All of sudden all eyes were following the CEO as he drove around in a Mercedes. Word spread throughout the institution that the executive had purchased a high-priced luxury car for his use; lower level staff who were earning modest salaries were quite upset and insulted by this use of the school’s budget. After the annual meeting many of the board members who were donors wanted to know whose Mercedes it was in the director’s spot in the parking lot. People began to talk and word spread throughout the institution’s community of teachers, students, donors and others about the luxury car the CEO had purchased. No one asked how much it cost or what was the reason it was purchased; the Mercedes was just seen as an unnecessary expenditure that reflected badly on the institution and on the school.

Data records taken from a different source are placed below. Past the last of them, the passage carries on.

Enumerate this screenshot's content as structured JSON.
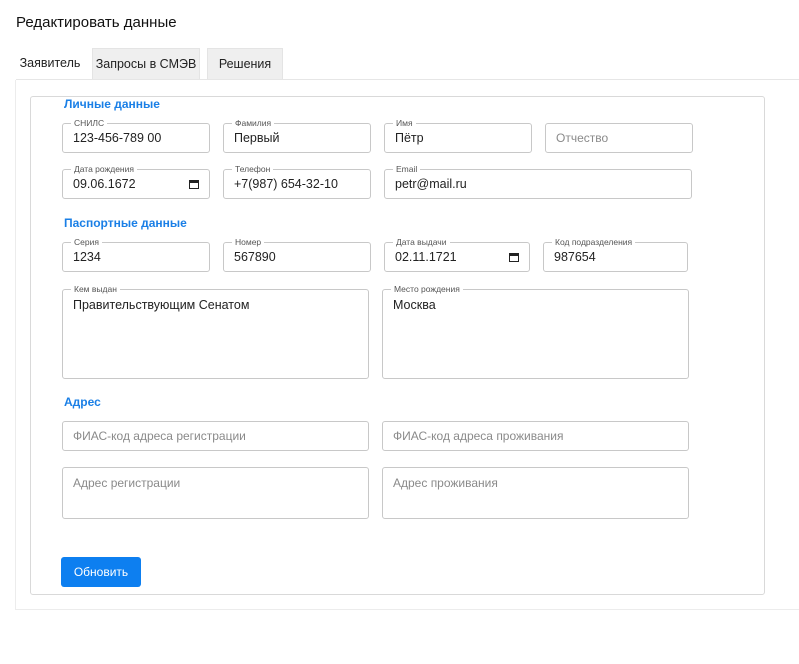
{
  "page": {
    "title": "Редактировать данные"
  },
  "tabs": [
    {
      "label": "Заявитель",
      "active": true
    },
    {
      "label": "Запросы в СМЭВ",
      "active": false
    },
    {
      "label": "Решения",
      "active": false
    }
  ],
  "personal": {
    "section_title": "Личные данные",
    "snils": {
      "label": "СНИЛС",
      "value": "123-456-789 00"
    },
    "last_name": {
      "label": "Фамилия",
      "value": "Первый"
    },
    "first_name": {
      "label": "Имя",
      "value": "Пётр"
    },
    "middle_name": {
      "placeholder": "Отчество"
    },
    "birth_date": {
      "label": "Дата рождения",
      "value": "09.06.1672"
    },
    "phone": {
      "label": "Телефон",
      "value": "+7(987) 654-32-10"
    },
    "email": {
      "label": "Email",
      "value": "petr@mail.ru"
    }
  },
  "passport": {
    "section_title": "Паспортные данные",
    "series": {
      "label": "Серия",
      "value": "1234"
    },
    "number": {
      "label": "Номер",
      "value": "567890"
    },
    "issue_date": {
      "label": "Дата выдачи",
      "value": "02.11.1721"
    },
    "division_code": {
      "label": "Код подразделения",
      "value": "987654"
    },
    "issued_by": {
      "label": "Кем выдан",
      "value": "Правительствующим Сенатом"
    },
    "birth_place": {
      "label": "Место рождения",
      "value": "Москва"
    }
  },
  "address": {
    "section_title": "Адрес",
    "fias_registration": {
      "placeholder": "ФИАС-код адреса регистрации"
    },
    "fias_residence": {
      "placeholder": "ФИАС-код адреса проживания"
    },
    "registration_address": {
      "placeholder": "Адрес регистрации"
    },
    "residence_address": {
      "placeholder": "Адрес проживания"
    }
  },
  "actions": {
    "update_label": "Обновить"
  },
  "colors": {
    "accent": "#1a7fe6",
    "button": "#0d7ff0"
  }
}
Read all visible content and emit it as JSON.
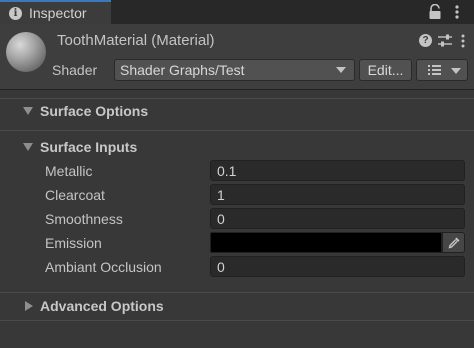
{
  "tab": {
    "icon": "info-icon",
    "icon_glyph": "i",
    "label": "Inspector"
  },
  "window_icons": [
    "lock-icon",
    "kebab-menu-icon"
  ],
  "header": {
    "title": "ToothMaterial (Material)",
    "icons": [
      "help-icon",
      "preset-icon",
      "kebab-menu-icon"
    ],
    "help_glyph": "?",
    "shader_label": "Shader",
    "shader_value": "Shader Graphs/Test",
    "edit_label": "Edit..."
  },
  "sections": {
    "surface_options": {
      "label": "Surface Options",
      "expanded": false
    },
    "surface_inputs": {
      "label": "Surface Inputs",
      "expanded": true
    },
    "advanced_options": {
      "label": "Advanced Options",
      "expanded": false
    }
  },
  "properties": {
    "metallic": {
      "label": "Metallic",
      "value": "0.1"
    },
    "clearcoat": {
      "label": "Clearcoat",
      "value": "1"
    },
    "smoothness": {
      "label": "Smoothness",
      "value": "0"
    },
    "emission": {
      "label": "Emission",
      "color": "#000000"
    },
    "ambiant_occlusion": {
      "label": "Ambiant Occlusion",
      "value": "0"
    }
  },
  "colors": {
    "background": "#383838",
    "tab_accent": "#3a79bb",
    "field_bg": "#2a2a2a",
    "button_bg": "#515151"
  }
}
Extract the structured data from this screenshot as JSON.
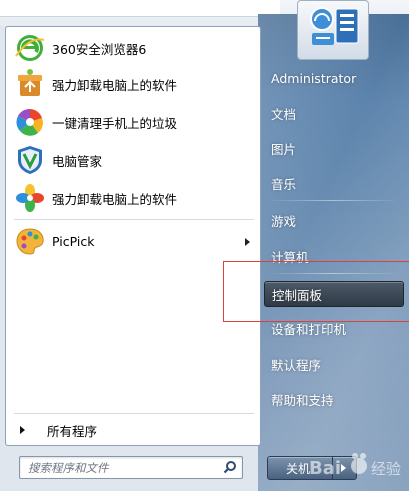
{
  "programs": [
    {
      "label": "360安全浏览器6",
      "icon": "360-browser-icon"
    },
    {
      "label": "强力卸载电脑上的软件",
      "icon": "uninstall-box-icon"
    },
    {
      "label": "一键清理手机上的垃圾",
      "icon": "phone-cleaner-icon"
    },
    {
      "label": "电脑管家",
      "icon": "pc-manager-shield-icon"
    },
    {
      "label": "强力卸载电脑上的软件",
      "icon": "pinwheel-icon"
    },
    {
      "label": "PicPick",
      "icon": "picpick-palette-icon"
    }
  ],
  "all_programs": "所有程序",
  "search": {
    "placeholder": "搜索程序和文件"
  },
  "right": {
    "username": "Administrator",
    "items": [
      "文档",
      "图片",
      "音乐",
      "游戏",
      "计算机",
      "控制面板",
      "设备和打印机",
      "默认程序",
      "帮助和支持"
    ]
  },
  "shutdown": {
    "label": "关机"
  },
  "watermark": "Bai 经验",
  "colors": {
    "highlight": "#3a4654",
    "annotation": "#e0403a",
    "glass": "#5d84ad"
  }
}
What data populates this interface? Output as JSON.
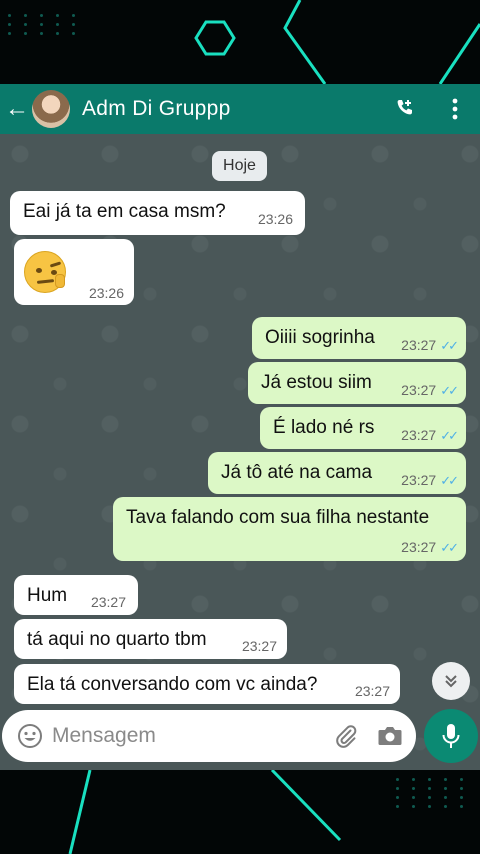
{
  "header": {
    "back_icon": "arrow-left-icon",
    "contact_name": "Adm Di Gruppp",
    "call_icon": "add-call-icon",
    "menu_icon": "more-vertical-icon",
    "bar_color": "#0a7a6b"
  },
  "date_divider": "Hoje",
  "messages": [
    {
      "direction": "in",
      "text": "Eai já ta em casa msm?",
      "time": "23:26"
    },
    {
      "direction": "in",
      "emoji": "face-with-raised-eyebrow-hand",
      "text": "",
      "time": "23:26"
    },
    {
      "direction": "out",
      "text": "Oiiii sogrinha",
      "time": "23:27",
      "status": "read"
    },
    {
      "direction": "out",
      "text": "Já estou siim",
      "time": "23:27",
      "status": "read"
    },
    {
      "direction": "out",
      "text": "É  lado né rs",
      "time": "23:27",
      "status": "read"
    },
    {
      "direction": "out",
      "text": "Já tô até na cama",
      "time": "23:27",
      "status": "read"
    },
    {
      "direction": "out",
      "text": "Tava falando com sua filha nestante",
      "time": "23:27",
      "status": "read"
    },
    {
      "direction": "in",
      "text": "Hum",
      "time": "23:27"
    },
    {
      "direction": "in",
      "text": "tá aqui no quarto tbm",
      "time": "23:27"
    },
    {
      "direction": "in",
      "text": "Ela tá conversando com vc ainda?",
      "time": "23:27"
    }
  ],
  "composer": {
    "placeholder": "Mensagem",
    "emoji_icon": "emoji-icon",
    "attach_icon": "paperclip-icon",
    "camera_icon": "camera-icon",
    "mic_icon": "microphone-icon",
    "mic_color": "#0b8a73"
  },
  "scroll_button_icon": "double-chevron-down-icon",
  "colors": {
    "incoming": "#ffffff",
    "outgoing": "#dcf8c6",
    "read_ticks": "#4fb0e6",
    "chat_background": "#4a5758"
  }
}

More thought to public perception should have been given before the car was purchased. Even if the purchase of a new, medium-priced car would have cost more, no heads would have turned and there would not have been any gossip or suspicions about the misuse of funds. It was clear the wrong decision had been made when the school purchased this car.
These are just two examples of how a lack of modesty can have an adverse impact on an organization’s image and standing the community. Of course, the discussion can be expanded to executive salaries and benefits and when does a six- or seven-figure salary exceed the acceptable standards for a nonprofit organization. These inappropriate decisions are less likely to happen when there is a system of checks and balances set up by the board and also when the board acts in a fiduciary manner (meaning exercising proper governance) and not simply as a rubber stamp of the CEO or board chair. It is very important that the volunteer leaders are cautious about making decisions that appear extravagant and focused on personal interest and less on the agency’s image in the community. It is much easier to deal with these issues within the organization than having to defend the organization to the community once it appears there has been a lack of modesty in the use of the agency’s resources.
Stephen G. Donshik, D.S.W., is a lecturer at Hebrew University’s International Nonprofit Management and Leadership Program. Stephen was Director of the Israel office of the Council of Jewish Federations (CJF), 1986-94, and Director of the Israel office of UJA Federation of New York, 1994-2008.